[Recorded data]
▼

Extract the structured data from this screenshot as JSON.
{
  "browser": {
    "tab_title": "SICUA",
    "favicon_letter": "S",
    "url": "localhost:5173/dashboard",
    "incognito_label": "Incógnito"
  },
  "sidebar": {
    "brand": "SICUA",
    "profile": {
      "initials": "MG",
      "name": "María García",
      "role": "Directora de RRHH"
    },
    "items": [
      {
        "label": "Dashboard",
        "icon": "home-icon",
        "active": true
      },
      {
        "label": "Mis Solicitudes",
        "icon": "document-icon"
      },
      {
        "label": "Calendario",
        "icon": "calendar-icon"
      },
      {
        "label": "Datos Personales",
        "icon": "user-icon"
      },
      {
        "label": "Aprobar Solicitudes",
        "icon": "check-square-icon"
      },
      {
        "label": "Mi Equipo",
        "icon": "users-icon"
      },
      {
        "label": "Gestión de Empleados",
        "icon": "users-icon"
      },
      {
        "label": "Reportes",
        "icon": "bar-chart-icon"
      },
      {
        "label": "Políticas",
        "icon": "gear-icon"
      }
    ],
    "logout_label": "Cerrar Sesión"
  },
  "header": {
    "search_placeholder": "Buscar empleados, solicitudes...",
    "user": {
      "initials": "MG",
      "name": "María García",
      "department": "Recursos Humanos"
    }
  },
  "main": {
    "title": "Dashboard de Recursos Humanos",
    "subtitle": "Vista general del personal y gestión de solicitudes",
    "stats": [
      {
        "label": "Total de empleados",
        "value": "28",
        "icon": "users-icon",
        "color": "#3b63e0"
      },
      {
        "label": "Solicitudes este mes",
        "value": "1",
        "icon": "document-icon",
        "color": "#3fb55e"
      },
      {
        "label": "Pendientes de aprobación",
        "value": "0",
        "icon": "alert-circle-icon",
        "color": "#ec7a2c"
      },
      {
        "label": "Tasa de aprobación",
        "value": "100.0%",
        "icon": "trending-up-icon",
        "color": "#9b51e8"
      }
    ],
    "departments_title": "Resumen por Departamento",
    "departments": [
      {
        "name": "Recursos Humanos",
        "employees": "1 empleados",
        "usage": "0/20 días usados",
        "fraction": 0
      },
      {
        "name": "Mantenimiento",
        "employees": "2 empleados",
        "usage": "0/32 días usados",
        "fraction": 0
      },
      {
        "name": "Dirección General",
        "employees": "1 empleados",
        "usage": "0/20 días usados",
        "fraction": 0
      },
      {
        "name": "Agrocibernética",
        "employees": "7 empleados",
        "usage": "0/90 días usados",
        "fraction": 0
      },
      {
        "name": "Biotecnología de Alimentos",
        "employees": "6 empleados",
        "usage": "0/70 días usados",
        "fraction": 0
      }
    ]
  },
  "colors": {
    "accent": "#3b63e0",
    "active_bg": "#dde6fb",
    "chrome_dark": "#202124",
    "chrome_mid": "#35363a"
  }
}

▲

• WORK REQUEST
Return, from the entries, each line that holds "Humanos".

• RESULT OF THIS EXERCISE
      "department": "Recursos Humanos"
    "title": "Dashboard de Recursos Humanos",
        "name": "Recursos Humanos",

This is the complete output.